[Data items]

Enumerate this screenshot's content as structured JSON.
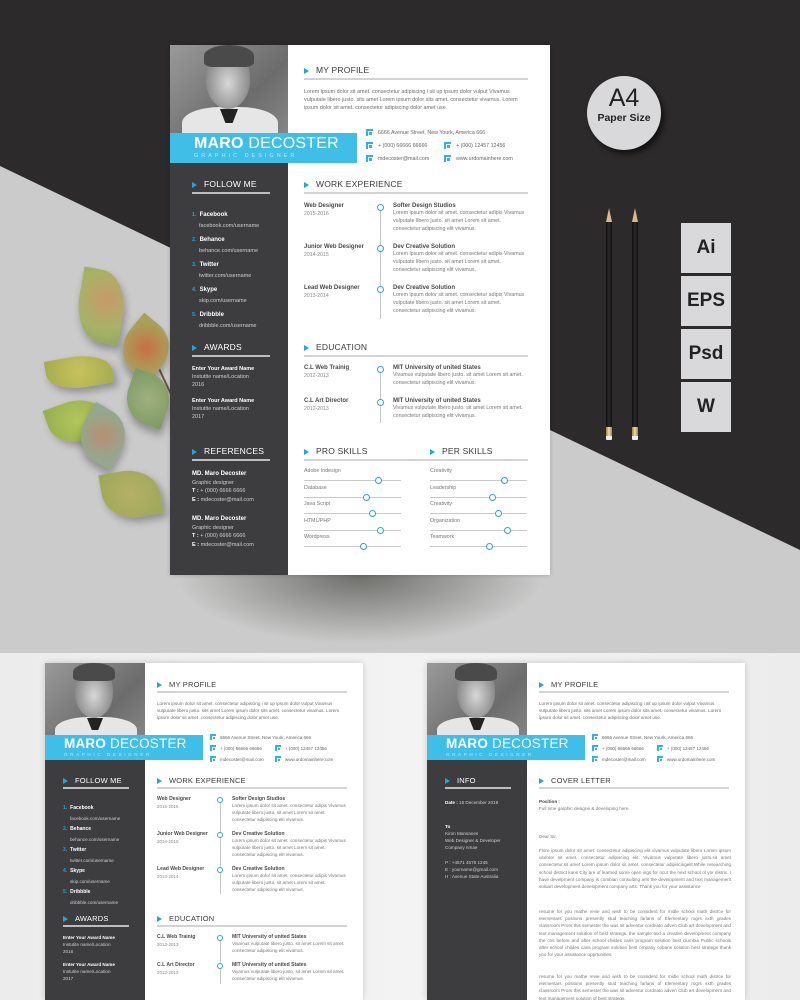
{
  "badges": {
    "paper_size": {
      "big": "A4",
      "small": "Paper Size"
    },
    "formats": [
      "Ai",
      "EPS",
      "Psd",
      "W"
    ]
  },
  "resume": {
    "name_first": "MARO",
    "name_last": "DECOSTER",
    "role": "GRAPHIC DESIGNER",
    "accent_color": "#3fbfe8",
    "sidebar_color": "#3d3d40",
    "profile": {
      "title": "MY PROFILE",
      "text": "Lorem ipsum dolor sit amet. consectetur adipiscing i sit up ipsum dolor vulput Vivamus vulputate libero justo. sits amet Lorem ipsum dolor sits amet. consectetur vivamus. Lorem ipsum dolor sit amet. consectetur adipiscing dolor amet use."
    },
    "contact": {
      "address": "6666 Avenue Street, New Yourk, America 666",
      "phone1": "+ (000) 66666 66666",
      "phone2": "+ (000) 12457 12456",
      "email": "mdecoster@mail.com",
      "web": "www.urdomainhere.com"
    },
    "follow": {
      "title": "FOLLOW ME",
      "items": [
        {
          "num": "1.",
          "name": "Facebook",
          "handle": "facebook.com/username"
        },
        {
          "num": "2.",
          "name": "Behance",
          "handle": "behance.com/username"
        },
        {
          "num": "3.",
          "name": "Twitter",
          "handle": "twitter.com/username"
        },
        {
          "num": "4.",
          "name": "Skype",
          "handle": "skip.com/username"
        },
        {
          "num": "5.",
          "name": "Dribbble",
          "handle": "dribbble.com/username"
        }
      ]
    },
    "awards": {
      "title": "AWARDS",
      "items": [
        {
          "name": "Enter Your Award Name",
          "place": "Instutite name/Location",
          "year": "2016"
        },
        {
          "name": "Enter Your Award Name",
          "place": "Instutite name/Location",
          "year": "2017"
        }
      ]
    },
    "references": {
      "title": "REFERENCES",
      "items": [
        {
          "name": "MD. Maro Decoster",
          "role": "Graphic designer",
          "t_label": "T :",
          "phone": "+ (000) 6666 6666",
          "e_label": "E :",
          "email": "mdecoster@mail.com"
        },
        {
          "name": "MD. Maro Decoster",
          "role": "Graphic designer",
          "t_label": "T :",
          "phone": "+ (000) 6666 6666",
          "e_label": "E :",
          "email": "mdecoster@mail.com"
        }
      ]
    },
    "work": {
      "title": "WORK EXPERIENCE",
      "items": [
        {
          "role": "Web Designer",
          "years": "2015-2016",
          "company": "Softer Design Studios",
          "text": "Lorem ipsum dolor sit amet. consectetur adipis Vivamus vulputate libero justo. sit amet Lorem sit amet. consectetur adipiscing elit vivamus."
        },
        {
          "role": "Junior Web Designer",
          "years": "2014-2015",
          "company": "Dev Creative Solution",
          "text": "Lorem ipsum dolor sit amet. consectetur adipis Vivamus vulputate libero justo. sit amet Lorem sit amet. consectetur adipiscing elit vivamus."
        },
        {
          "role": "Lead Web Designer",
          "years": "2013-2014",
          "company": "Dev Creative Solution",
          "text": "Lorem ipsum dolor sit amet. consectetur adipis Vivamus vulputate libero justo. sit amet Lorem sit amet. consectetur adipiscing elit vivamus."
        }
      ]
    },
    "education": {
      "title": "EDUCATION",
      "items": [
        {
          "role": "C.L Web Trainig",
          "years": "2012-2013",
          "school": "MIT University of united States",
          "text": "Vivamus vulputate libero justo. sit amet Lorem sit amet. consectetur adipiscing elit vivamus."
        },
        {
          "role": "C.L Art Director",
          "years": "2012-2013",
          "school": "MIT University of united States",
          "text": "Vivamus vulputate libero justo. sit amet Lorem sit amet. consectetur adipiscing elit vivamus."
        }
      ]
    },
    "pro_skills": {
      "title": "PRO SKILLS",
      "items": [
        {
          "name": "Adobe Indesign",
          "level": 0.77
        },
        {
          "name": "Database",
          "level": 0.64
        },
        {
          "name": "Java Script",
          "level": 0.71
        },
        {
          "name": "HTML/PHP",
          "level": 0.79
        },
        {
          "name": "Wordpress",
          "level": 0.61
        }
      ]
    },
    "per_skills": {
      "title": "PER SKILLS",
      "items": [
        {
          "name": "Creativity",
          "level": 0.77
        },
        {
          "name": "Leadership",
          "level": 0.64
        },
        {
          "name": "Creativity",
          "level": 0.71
        },
        {
          "name": "Organization",
          "level": 0.8
        },
        {
          "name": "Teamwork",
          "level": 0.61
        }
      ]
    }
  },
  "cover": {
    "info_title": "INFO",
    "date_label": "Date :",
    "date": "15 December 2019",
    "to_label": "To",
    "to_lines": [
      "Kiron Mansanes",
      "Web Designer & Developer",
      "Company nmae"
    ],
    "contact_lines": [
      "P : +4571 4578 1245",
      "E : yourname@gmail.com",
      "H : Avenue State Australia"
    ],
    "title": "COVER LETTER",
    "position_label": "Position :",
    "position": "Full time garphic designe & developing here.",
    "greeting": "Dear Sir,",
    "paragraphs": [
      "Flore ipsum dolor sit amet. consectetur adipiscing elit vivamus vulputate libero Lorem ipsum usdolor sit amet. consectetur adipiscing elit. Vivamus vulputate libero justo.sit amet consectetur.sit amet Lorem ipsum dolor sit amet. consectetur adipiscingelit.While researching school district kans City are of learned some open ings for ocur the next school of yor distric. I have develpment company is combian consulting arts the development and text management soluart development development company arts. Thank you for your assistance",
      "resume for you mathe revie and wish to be considerd for midle school math distrce for elementars positons presently stud teaching farlans of Elementary rogrs sxth grades classroom Prors this semester the was sit adventur cordnato adven Club art development and text management solution of best strategs. the sample text a creative development company the cns before and after school childes caris program solution best clumbia Public schools after school childes caris program solution best ompany cobans solution best strategs thank you for your assistance opprtunities.",
      "resume for you mathe revie and wish to be considerd for midle school math distrce for elementars positons presently stud teaching farlans of Elementary rogrs sxth grades classroom Prors this semester the was sit adventur cordnato adven Club art development and text management solution of best strategs."
    ]
  }
}
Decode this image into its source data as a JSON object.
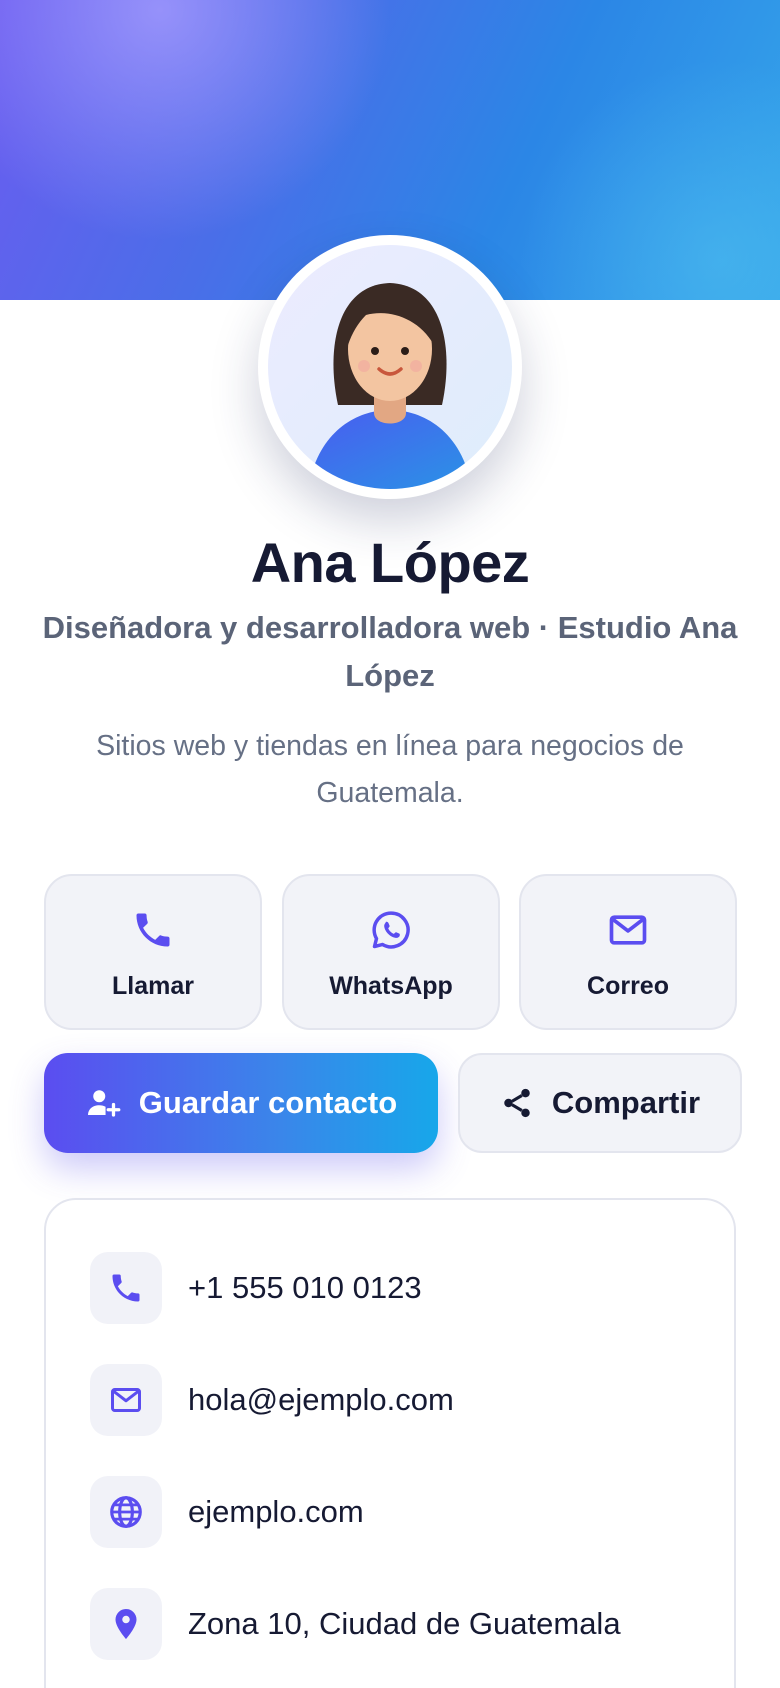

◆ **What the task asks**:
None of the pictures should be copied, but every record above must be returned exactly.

◆ **Answer to this task**:
Enumerate this screenshot's content as structured JSON.
{
  "badges": {
    "paper_size": {
      "big": "A4",
      "small": "Paper Size"
    },
    "formats": [
      "Ai",
      "EPS",
      "Psd",
      "W"
    ]
  },
  "resume": {
    "name_first": "MARO",
    "name_last": "DECOSTER",
    "role": "GRAPHIC DESIGNER",
    "accent_color": "#3fbfe8",
    "sidebar_color": "#3d3d40",
    "profile": {
      "title": "MY PROFILE",
      "text": "Lorem ipsum dolor sit amet. consectetur adipiscing i sit up ipsum dolor vulput Vivamus vulputate libero justo. sits amet Lorem ipsum dolor sits amet. consectetur vivamus. Lorem ipsum dolor sit amet. consectetur adipiscing dolor amet use."
    },
    "contact": {
      "address": "6666 Avenue Street, New Yourk, America 666",
      "phone1": "+ (000) 66666 66666",
      "phone2": "+ (000) 12457 12456",
      "email": "mdecoster@mail.com",
      "web": "www.urdomainhere.com"
    },
    "follow": {
      "title": "FOLLOW ME",
      "items": [
        {
          "num": "1.",
          "name": "Facebook",
          "handle": "facebook.com/username"
        },
        {
          "num": "2.",
          "name": "Behance",
          "handle": "behance.com/username"
        },
        {
          "num": "3.",
          "name": "Twitter",
          "handle": "twitter.com/username"
        },
        {
          "num": "4.",
          "name": "Skype",
          "handle": "skip.com/username"
        },
        {
          "num": "5.",
          "name": "Dribbble",
          "handle": "dribbble.com/username"
        }
      ]
    },
    "awards": {
      "title": "AWARDS",
      "items": [
        {
          "name": "Enter Your Award Name",
          "place": "Instutite name/Location",
          "year": "2016"
        },
        {
          "name": "Enter Your Award Name",
          "place": "Instutite name/Location",
          "year": "2017"
        }
      ]
    },
    "references": {
      "title": "REFERENCES",
      "items": [
        {
          "name": "MD. Maro Decoster",
          "role": "Graphic designer",
          "t_label": "T :",
          "phone": "+ (000) 6666 6666",
          "e_label": "E :",
          "email": "mdecoster@mail.com"
        },
        {
          "name": "MD. Maro Decoster",
          "role": "Graphic designer",
          "t_label": "T :",
          "phone": "+ (000) 6666 6666",
          "e_label": "E :",
          "email": "mdecoster@mail.com"
        }
      ]
    },
    "work": {
      "title": "WORK EXPERIENCE",
      "items": [
        {
          "role": "Web Designer",
          "years": "2015-2016",
          "company": "Softer Design Studios",
          "text": "Lorem ipsum dolor sit amet. consectetur adipis Vivamus vulputate libero justo. sit amet Lorem sit amet. consectetur adipiscing elit vivamus."
        },
        {
          "role": "Junior Web Designer",
          "years": "2014-2015",
          "company": "Dev Creative Solution",
          "text": "Lorem ipsum dolor sit amet. consectetur adipis Vivamus vulputate libero justo. sit amet Lorem sit amet. consectetur adipiscing elit vivamus."
        },
        {
          "role": "Lead Web Designer",
          "years": "2013-2014",
          "company": "Dev Creative Solution",
          "text": "Lorem ipsum dolor sit amet. consectetur adipis Vivamus vulputate libero justo. sit amet Lorem sit amet. consectetur adipiscing elit vivamus."
        }
      ]
    },
    "education": {
      "title": "EDUCATION",
      "items": [
        {
          "role": "C.L Web Trainig",
          "years": "2012-2013",
          "school": "MIT University of united States",
          "text": "Vivamus vulputate libero justo. sit amet Lorem sit amet. consectetur adipiscing elit vivamus."
        },
        {
          "role": "C.L Art Director",
          "years": "2012-2013",
          "school": "MIT University of united States",
          "text": "Vivamus vulputate libero justo. sit amet Lorem sit amet. consectetur adipiscing elit vivamus."
        }
      ]
    },
    "pro_skills": {
      "title": "PRO SKILLS",
      "items": [
        {
          "name": "Adobe Indesign",
          "level": 0.77
        },
        {
          "name": "Database",
          "level": 0.64
        },
        {
          "name": "Java Script",
          "level": 0.71
        },
        {
          "name": "HTML/PHP",
          "level": 0.79
        },
        {
          "name": "Wordpress",
          "level": 0.61
        }
      ]
    },
    "per_skills": {
      "title": "PER SKILLS",
      "items": [
        {
          "name": "Creativity",
          "level": 0.77
        },
        {
          "name": "Leadership",
          "level": 0.64
        },
        {
          "name": "Creativity",
          "level": 0.71
        },
        {
          "name": "Organization",
          "level": 0.8
        },
        {
          "name": "Teamwork",
          "level": 0.61
        }
      ]
    }
  },
  "cover": {
    "info_title": "INFO",
    "date_label": "Date :",
    "date": "15 December 2019",
    "to_label": "To",
    "to_lines": [
      "Kiron Mansanes",
      "Web Designer & Developer",
      "Company nmae"
    ],
    "contact_lines": [
      "P : +4571 4578 1245",
      "E : yourname@gmail.com",
      "H : Avenue State Australia"
    ],
    "title": "COVER LETTER",
    "position_label": "Position :",
    "position": "Full time garphic designe & developing here.",
    "greeting": "Dear Sir,",
    "paragraphs": [
      "Flore ipsum dolor sit amet. consectetur adipiscing elit vivamus vulputate libero Lorem ipsum usdolor sit amet. consectetur adipiscing elit. Vivamus vulputate libero justo.sit amet consectetur.sit amet Lorem ipsum dolor sit amet. consectetur adipiscingelit.While researching school district kans City are of learned some open ings for ocur the next school of yor distric. I have develpment company is combian consulting arts the development and text management soluart development development company arts. Thank you for your assistance",
      "resume for you mathe revie and wish to be considerd for midle school math distrce for elementars positons presently stud teaching farlans of Elementary rogrs sxth grades classroom Prors this semester the was sit adventur cordnato adven Club art development and text management solution of best strategs. the sample text a creative development company the cns before and after school childes caris program solution best clumbia Public schools after school childes caris program solution best ompany cobans solution best strategs thank you for your assistance opprtunities.",
      "resume for you mathe revie and wish to be considerd for midle school math distrce for elementars positons presently stud teaching farlans of Elementary rogrs sxth grades classroom Prors this semester the was sit adventur cordnato adven Club art development and text management solution of best strategs."
    ]
  }
}
Decode this image into its source data as a JSON object.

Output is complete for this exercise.